Pompeii, Capri & the Bay of Naples
Seven Cities of Italy
Burgundy, the River Rhone & Provence
Prague, Budapest and Vienna
Lake Garda
Minoan Crete and Santorini
Prices correct as of 15 May 2015
Abuse - and the hell that came afterwards

Abuse - and the hell that follows

James Rhodes on the extraordinary legal battle to publish his memoir
Why we need a 'tranquility map' of England, according to campaigners

It's oh so quiet!

The case for a 'tranquility map' of England
'Timeless fashion': It may be a paradox, but the industry loves it

'Timeless fashion'

It may be a paradox, but the industry loves it
If the West needs a bridge to the 'moderates' inside Isis, maybe we could have done with Osama bin Laden staying alive after all

Could have done with Osama bin Laden staying alive?

Robert Fisk on the Fountainheads of World Evil in 2011 - and 2015
New exhibition celebrates the evolution of swimwear

Evolution of swimwear

From bathing dresses in the twenties to modern bikinis
Sun, sex and an anthropological study: One British academic's summer of hell in Magaluf

Sun, sex and an anthropological study

One academic’s summer of hell in Magaluf
From Shakespeare to Rising Damp... to Vicious

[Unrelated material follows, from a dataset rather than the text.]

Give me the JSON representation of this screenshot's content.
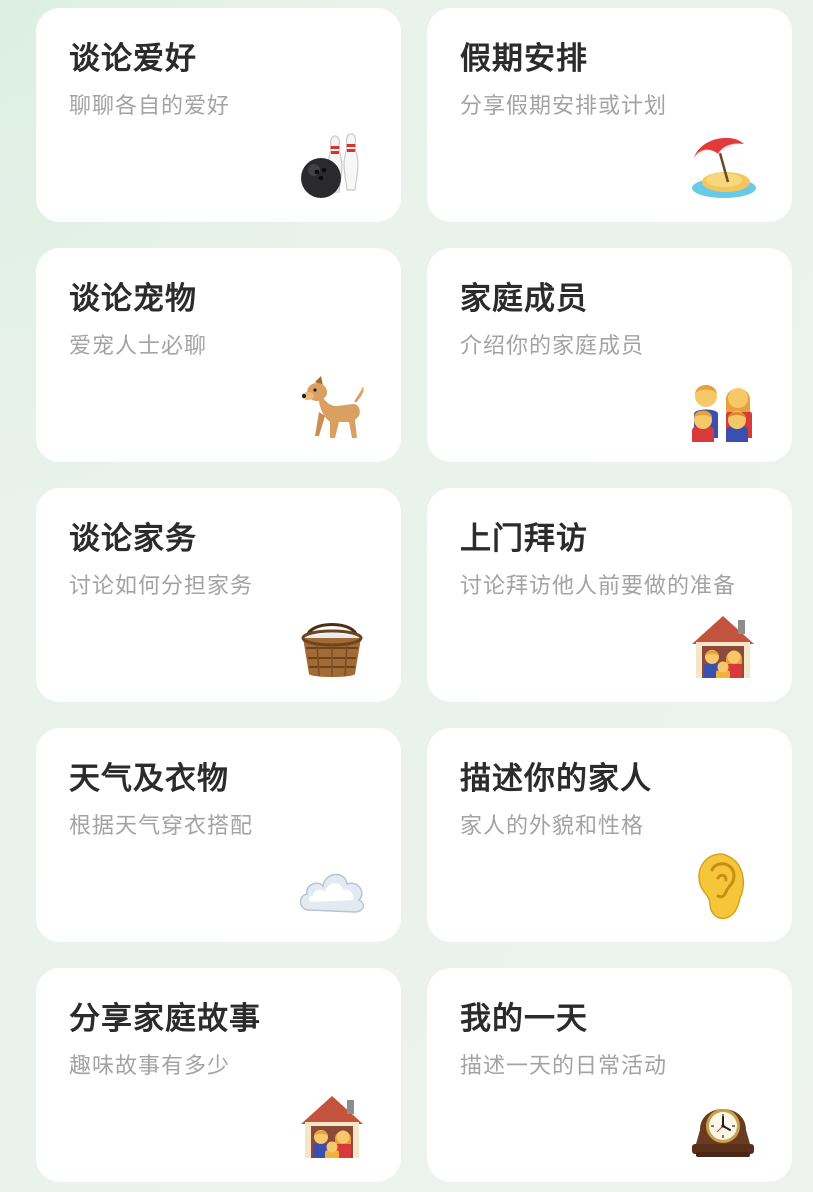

Frances de la Tour's 50-year triumph

'Rising Damp' brought De la Tour such recognition that she could be forgiven if she'd never been able to move on. But at 70, she continues to flourish - and to beguile
'That Whitsun, I was late getting away...'

Ian McMillan on the Whitsun Weddings

This weekend is Whitsun, and while the festival may no longer resonate, Larkin's best-loved poem, lives on - along with the train journey at the heart of it
Kathryn Williams explores the works and influences of Sylvia Plath in a new light

Songs from the bell jar

Kathryn Williams explores the works and influences of Sylvia Plath
How one man's day in high heels showed him that Cannes must change its 'no flats' policy

One man's day in high heels

...showed him that Cannes must change its 'flats' policy
Is a quiet crusade to reform executive pay bearing fruit?

Is a quiet crusade to reform executive pay bearing fruit?

Dominic Rossi of Fidelity says his pressure on business to control rewards is working. But why aren’t other fund managers helping?
The King David Hotel gives precious work to Palestinians - unless peace talks are on

King David Hotel: Palestinians not included

The King David is special to Jerusalem. Nick Kochan checked in and discovered it has some special arrangements, too
More people moving from Australia to New Zealand than in the other direction for first time in 24 years

End of the Aussie brain drain

More people moving from Australia to New Zealand than in the other direction for first time in 24 years
Meditation is touted as a cure for mental instability but can it actually be bad for you?

Can meditation be bad for you?

Researching a mass murder, Dr Miguel Farias discovered that, far from bringing inner peace, meditation can leave devotees in pieces
Eurovision 2015: Australians will be cheering on their first-ever entrant this Saturday

Australia's first-ever Eurovision entrant

Australia, a nation of kitsch-worshippers, has always loved the Eurovision Song Contest. Maggie Alderson says it'll fit in fine